WORK ITEM:
For the entries below, work out how many lines contain the string "نمایش" and write only the number.

RECORDS FOR THE TASK:
■ ■ ■ ■
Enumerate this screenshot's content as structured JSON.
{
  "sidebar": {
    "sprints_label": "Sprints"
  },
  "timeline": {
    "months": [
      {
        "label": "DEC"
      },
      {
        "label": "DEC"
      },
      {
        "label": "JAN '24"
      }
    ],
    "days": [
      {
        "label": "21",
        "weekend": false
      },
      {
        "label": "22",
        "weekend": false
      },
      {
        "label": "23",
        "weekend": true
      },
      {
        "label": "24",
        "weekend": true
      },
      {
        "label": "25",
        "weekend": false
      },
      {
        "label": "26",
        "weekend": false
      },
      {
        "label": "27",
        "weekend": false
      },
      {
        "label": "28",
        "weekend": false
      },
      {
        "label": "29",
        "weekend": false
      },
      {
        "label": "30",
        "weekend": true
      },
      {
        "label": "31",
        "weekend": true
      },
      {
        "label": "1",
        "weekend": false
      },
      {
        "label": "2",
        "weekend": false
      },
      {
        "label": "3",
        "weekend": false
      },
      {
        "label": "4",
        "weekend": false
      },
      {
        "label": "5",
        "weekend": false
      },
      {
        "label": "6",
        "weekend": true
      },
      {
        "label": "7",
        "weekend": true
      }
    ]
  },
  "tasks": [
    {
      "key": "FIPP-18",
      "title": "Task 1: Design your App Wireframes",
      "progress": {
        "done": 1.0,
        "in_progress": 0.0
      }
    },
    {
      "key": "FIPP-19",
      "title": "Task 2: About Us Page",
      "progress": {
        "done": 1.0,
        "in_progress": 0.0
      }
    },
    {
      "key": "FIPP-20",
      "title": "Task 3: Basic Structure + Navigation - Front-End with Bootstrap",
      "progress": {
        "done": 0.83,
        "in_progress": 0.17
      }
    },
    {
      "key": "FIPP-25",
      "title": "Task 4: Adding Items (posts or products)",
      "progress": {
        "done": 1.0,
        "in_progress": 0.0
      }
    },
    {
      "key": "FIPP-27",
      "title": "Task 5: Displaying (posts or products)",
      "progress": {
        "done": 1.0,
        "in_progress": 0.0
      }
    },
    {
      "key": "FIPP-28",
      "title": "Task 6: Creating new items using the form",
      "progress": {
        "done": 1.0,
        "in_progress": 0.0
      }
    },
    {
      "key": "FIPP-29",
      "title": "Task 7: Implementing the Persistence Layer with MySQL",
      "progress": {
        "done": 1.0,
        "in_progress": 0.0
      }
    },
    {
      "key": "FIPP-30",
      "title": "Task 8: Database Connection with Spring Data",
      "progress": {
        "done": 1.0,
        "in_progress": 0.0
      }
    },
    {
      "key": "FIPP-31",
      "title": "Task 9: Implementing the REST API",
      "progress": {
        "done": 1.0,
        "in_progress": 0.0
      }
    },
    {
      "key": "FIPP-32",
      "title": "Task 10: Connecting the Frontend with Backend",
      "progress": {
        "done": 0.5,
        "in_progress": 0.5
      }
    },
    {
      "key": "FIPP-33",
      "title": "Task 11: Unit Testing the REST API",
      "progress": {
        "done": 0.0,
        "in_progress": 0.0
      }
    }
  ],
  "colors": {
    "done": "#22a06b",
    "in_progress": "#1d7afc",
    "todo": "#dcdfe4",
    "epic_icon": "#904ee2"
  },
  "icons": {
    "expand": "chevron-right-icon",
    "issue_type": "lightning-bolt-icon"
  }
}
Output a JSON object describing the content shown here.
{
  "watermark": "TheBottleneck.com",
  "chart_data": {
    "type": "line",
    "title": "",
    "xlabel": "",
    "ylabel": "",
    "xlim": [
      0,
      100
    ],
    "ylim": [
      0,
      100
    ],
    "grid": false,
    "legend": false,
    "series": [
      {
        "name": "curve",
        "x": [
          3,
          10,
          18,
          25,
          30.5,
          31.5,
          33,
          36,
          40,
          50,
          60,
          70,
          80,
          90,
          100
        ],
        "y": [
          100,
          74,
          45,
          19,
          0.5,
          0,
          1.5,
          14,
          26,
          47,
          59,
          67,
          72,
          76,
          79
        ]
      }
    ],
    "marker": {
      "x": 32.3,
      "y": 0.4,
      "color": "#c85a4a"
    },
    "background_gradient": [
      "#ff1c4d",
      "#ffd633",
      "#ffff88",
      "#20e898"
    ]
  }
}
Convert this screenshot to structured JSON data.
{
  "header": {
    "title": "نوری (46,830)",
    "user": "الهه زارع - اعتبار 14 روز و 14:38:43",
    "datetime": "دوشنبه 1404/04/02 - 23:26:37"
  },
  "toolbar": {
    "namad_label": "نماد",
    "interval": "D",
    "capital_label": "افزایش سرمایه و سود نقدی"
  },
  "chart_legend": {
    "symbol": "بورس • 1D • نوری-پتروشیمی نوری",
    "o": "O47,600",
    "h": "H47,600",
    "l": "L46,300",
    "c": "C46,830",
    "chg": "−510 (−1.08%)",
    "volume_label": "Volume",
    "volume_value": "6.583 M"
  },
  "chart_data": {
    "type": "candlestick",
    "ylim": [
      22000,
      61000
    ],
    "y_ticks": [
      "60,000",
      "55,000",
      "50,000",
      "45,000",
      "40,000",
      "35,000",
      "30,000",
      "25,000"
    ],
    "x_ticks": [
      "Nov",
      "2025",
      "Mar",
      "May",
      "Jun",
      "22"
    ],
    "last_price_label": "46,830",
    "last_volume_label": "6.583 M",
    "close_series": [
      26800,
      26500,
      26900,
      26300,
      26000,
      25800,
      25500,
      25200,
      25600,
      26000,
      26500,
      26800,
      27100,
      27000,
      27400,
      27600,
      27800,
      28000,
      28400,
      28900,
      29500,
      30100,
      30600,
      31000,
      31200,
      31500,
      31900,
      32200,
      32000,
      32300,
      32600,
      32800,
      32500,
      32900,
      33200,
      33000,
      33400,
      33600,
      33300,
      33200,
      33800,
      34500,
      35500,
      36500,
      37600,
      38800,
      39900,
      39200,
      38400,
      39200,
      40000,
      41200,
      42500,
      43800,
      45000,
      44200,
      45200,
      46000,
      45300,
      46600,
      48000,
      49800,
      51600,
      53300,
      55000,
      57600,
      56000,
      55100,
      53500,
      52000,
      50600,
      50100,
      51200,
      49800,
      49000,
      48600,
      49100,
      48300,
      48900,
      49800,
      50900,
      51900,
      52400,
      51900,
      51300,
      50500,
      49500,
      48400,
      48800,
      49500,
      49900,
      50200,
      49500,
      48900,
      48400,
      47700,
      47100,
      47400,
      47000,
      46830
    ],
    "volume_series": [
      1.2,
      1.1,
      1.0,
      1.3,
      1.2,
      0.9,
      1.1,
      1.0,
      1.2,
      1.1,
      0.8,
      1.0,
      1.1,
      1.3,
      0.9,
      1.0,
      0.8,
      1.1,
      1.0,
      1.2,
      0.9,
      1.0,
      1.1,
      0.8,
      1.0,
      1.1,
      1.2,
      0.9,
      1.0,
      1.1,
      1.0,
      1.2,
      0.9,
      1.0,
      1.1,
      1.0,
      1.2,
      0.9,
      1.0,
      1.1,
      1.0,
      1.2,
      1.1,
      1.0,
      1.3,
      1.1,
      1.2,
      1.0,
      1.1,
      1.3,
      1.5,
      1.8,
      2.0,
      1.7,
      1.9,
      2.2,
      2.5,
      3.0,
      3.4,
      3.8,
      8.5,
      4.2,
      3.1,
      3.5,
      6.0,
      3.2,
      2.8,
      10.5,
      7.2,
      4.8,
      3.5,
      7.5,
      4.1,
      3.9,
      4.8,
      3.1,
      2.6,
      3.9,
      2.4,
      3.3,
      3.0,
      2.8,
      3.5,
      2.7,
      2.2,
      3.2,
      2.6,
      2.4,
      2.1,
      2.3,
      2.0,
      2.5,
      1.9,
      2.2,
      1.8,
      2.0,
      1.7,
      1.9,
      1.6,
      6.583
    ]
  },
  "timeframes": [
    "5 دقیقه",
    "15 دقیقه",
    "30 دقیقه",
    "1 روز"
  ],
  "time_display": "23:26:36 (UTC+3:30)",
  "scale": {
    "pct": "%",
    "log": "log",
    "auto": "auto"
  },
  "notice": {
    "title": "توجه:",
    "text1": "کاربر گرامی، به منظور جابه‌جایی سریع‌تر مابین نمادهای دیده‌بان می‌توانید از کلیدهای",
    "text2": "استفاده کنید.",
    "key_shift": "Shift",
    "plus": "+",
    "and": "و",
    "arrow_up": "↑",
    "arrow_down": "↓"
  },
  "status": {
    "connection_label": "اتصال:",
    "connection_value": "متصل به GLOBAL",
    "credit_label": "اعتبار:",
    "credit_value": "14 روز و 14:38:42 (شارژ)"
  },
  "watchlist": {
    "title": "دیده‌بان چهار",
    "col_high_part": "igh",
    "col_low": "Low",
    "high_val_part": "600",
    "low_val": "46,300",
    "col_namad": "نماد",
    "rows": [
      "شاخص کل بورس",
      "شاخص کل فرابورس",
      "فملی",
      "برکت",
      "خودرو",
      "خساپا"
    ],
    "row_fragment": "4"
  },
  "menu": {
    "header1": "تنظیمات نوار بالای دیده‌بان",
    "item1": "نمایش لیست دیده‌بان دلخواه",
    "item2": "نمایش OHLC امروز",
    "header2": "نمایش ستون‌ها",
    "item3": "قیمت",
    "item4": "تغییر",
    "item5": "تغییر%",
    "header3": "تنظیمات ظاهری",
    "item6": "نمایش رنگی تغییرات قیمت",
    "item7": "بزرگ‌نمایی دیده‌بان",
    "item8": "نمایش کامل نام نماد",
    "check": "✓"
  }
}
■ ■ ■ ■
SOLUTION TO THIS TASK:
5